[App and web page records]

◆ ◆ ◆

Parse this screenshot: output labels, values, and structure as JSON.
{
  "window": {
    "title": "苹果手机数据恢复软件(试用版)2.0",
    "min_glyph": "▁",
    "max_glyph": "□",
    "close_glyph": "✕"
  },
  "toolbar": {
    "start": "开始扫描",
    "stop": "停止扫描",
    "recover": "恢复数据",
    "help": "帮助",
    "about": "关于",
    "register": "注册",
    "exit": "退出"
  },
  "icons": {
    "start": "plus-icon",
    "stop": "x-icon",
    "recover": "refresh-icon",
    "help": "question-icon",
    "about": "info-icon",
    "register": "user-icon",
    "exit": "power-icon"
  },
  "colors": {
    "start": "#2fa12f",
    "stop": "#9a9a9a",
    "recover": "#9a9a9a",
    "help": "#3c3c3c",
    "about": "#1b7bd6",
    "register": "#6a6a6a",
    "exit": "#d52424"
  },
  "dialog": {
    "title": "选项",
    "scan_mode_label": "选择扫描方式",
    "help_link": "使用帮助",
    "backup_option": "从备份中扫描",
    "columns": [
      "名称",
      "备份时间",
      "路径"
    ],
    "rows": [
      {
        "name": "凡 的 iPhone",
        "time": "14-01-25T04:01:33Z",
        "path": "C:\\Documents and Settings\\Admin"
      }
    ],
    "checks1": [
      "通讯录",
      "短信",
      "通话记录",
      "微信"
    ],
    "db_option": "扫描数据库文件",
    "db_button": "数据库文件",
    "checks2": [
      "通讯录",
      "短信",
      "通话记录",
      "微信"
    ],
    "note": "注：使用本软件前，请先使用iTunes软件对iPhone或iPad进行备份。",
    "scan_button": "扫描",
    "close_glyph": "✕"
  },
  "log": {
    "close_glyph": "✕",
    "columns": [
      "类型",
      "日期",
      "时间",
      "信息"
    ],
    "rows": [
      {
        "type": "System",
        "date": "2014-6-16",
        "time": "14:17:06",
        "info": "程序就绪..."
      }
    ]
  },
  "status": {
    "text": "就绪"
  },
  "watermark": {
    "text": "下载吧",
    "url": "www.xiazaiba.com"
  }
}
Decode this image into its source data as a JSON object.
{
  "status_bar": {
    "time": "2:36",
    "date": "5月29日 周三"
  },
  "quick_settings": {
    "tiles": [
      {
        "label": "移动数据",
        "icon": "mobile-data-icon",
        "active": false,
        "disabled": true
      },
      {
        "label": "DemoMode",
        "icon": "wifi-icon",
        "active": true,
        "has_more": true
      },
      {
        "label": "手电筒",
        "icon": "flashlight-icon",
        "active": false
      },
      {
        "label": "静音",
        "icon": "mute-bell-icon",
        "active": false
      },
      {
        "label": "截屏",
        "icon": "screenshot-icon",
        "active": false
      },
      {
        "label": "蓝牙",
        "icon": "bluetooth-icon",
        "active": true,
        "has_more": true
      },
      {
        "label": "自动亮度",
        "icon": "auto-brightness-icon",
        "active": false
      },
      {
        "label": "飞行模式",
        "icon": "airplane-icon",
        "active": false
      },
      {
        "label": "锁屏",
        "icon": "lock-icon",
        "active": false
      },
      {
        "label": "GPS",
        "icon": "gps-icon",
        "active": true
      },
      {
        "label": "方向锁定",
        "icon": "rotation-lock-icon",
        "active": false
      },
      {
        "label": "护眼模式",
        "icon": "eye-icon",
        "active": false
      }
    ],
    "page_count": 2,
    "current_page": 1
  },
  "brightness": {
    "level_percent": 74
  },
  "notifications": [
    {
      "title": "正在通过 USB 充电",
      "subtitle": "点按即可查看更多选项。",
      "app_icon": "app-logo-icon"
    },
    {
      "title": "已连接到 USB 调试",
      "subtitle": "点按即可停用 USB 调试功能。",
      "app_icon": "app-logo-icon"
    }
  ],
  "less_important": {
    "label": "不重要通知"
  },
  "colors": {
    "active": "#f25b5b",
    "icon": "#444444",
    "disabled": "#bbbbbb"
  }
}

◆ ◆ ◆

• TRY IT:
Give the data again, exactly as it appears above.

• ANSWER TO THIS PROBLEM:
Parse this screenshot: output labels, values, and structure as JSON.
{
  "window": {
    "title": "苹果手机数据恢复软件(试用版)2.0",
    "min_glyph": "▁",
    "max_glyph": "□",
    "close_glyph": "✕"
  },
  "toolbar": {
    "start": "开始扫描",
    "stop": "停止扫描",
    "recover": "恢复数据",
    "help": "帮助",
    "about": "关于",
    "register": "注册",
    "exit": "退出"
  },
  "icons": {
    "start": "plus-icon",
    "stop": "x-icon",
    "recover": "refresh-icon",
    "help": "question-icon",
    "about": "info-icon",
    "register": "user-icon",
    "exit": "power-icon"
  },
  "colors": {
    "start": "#2fa12f",
    "stop": "#9a9a9a",
    "recover": "#9a9a9a",
    "help": "#3c3c3c",
    "about": "#1b7bd6",
    "register": "#6a6a6a",
    "exit": "#d52424"
  },
  "dialog": {
    "title": "选项",
    "scan_mode_label": "选择扫描方式",
    "help_link": "使用帮助",
    "backup_option": "从备份中扫描",
    "columns": [
      "名称",
      "备份时间",
      "路径"
    ],
    "rows": [
      {
        "name": "凡 的 iPhone",
        "time": "14-01-25T04:01:33Z",
        "path": "C:\\Documents and Settings\\Admin"
      }
    ],
    "checks1": [
      "通讯录",
      "短信",
      "通话记录",
      "微信"
    ],
    "db_option": "扫描数据库文件",
    "db_button": "数据库文件",
    "checks2": [
      "通讯录",
      "短信",
      "通话记录",
      "微信"
    ],
    "note": "注：使用本软件前，请先使用iTunes软件对iPhone或iPad进行备份。",
    "scan_button": "扫描",
    "close_glyph": "✕"
  },
  "log": {
    "close_glyph": "✕",
    "columns": [
      "类型",
      "日期",
      "时间",
      "信息"
    ],
    "rows": [
      {
        "type": "System",
        "date": "2014-6-16",
        "time": "14:17:06",
        "info": "程序就绪..."
      }
    ]
  },
  "status": {
    "text": "就绪"
  },
  "watermark": {
    "text": "下载吧",
    "url": "www.xiazaiba.com"
  }
}
Decode this image into its source data as a JSON object.
{
  "status_bar": {
    "time": "2:36",
    "date": "5月29日 周三"
  },
  "quick_settings": {
    "tiles": [
      {
        "label": "移动数据",
        "icon": "mobile-data-icon",
        "active": false,
        "disabled": true
      },
      {
        "label": "DemoMode",
        "icon": "wifi-icon",
        "active": true,
        "has_more": true
      },
      {
        "label": "手电筒",
        "icon": "flashlight-icon",
        "active": false
      },
      {
        "label": "静音",
        "icon": "mute-bell-icon",
        "active": false
      },
      {
        "label": "截屏",
        "icon": "screenshot-icon",
        "active": false
      },
      {
        "label": "蓝牙",
        "icon": "bluetooth-icon",
        "active": true,
        "has_more": true
      },
      {
        "label": "自动亮度",
        "icon": "auto-brightness-icon",
        "active": false
      },
      {
        "label": "飞行模式",
        "icon": "airplane-icon",
        "active": false
      },
      {
        "label": "锁屏",
        "icon": "lock-icon",
        "active": false
      },
      {
        "label": "GPS",
        "icon": "gps-icon",
        "active": true
      },
      {
        "label": "方向锁定",
        "icon": "rotation-lock-icon",
        "active": false
      },
      {
        "label": "护眼模式",
        "icon": "eye-icon",
        "active": false
      }
    ],
    "page_count": 2,
    "current_page": 1
  },
  "brightness": {
    "level_percent": 74
  },
  "notifications": [
    {
      "title": "正在通过 USB 充电",
      "subtitle": "点按即可查看更多选项。",
      "app_icon": "app-logo-icon"
    },
    {
      "title": "已连接到 USB 调试",
      "subtitle": "点按即可停用 USB 调试功能。",
      "app_icon": "app-logo-icon"
    }
  ],
  "less_important": {
    "label": "不重要通知"
  },
  "colors": {
    "active": "#f25b5b",
    "icon": "#444444",
    "disabled": "#bbbbbb"
  }
}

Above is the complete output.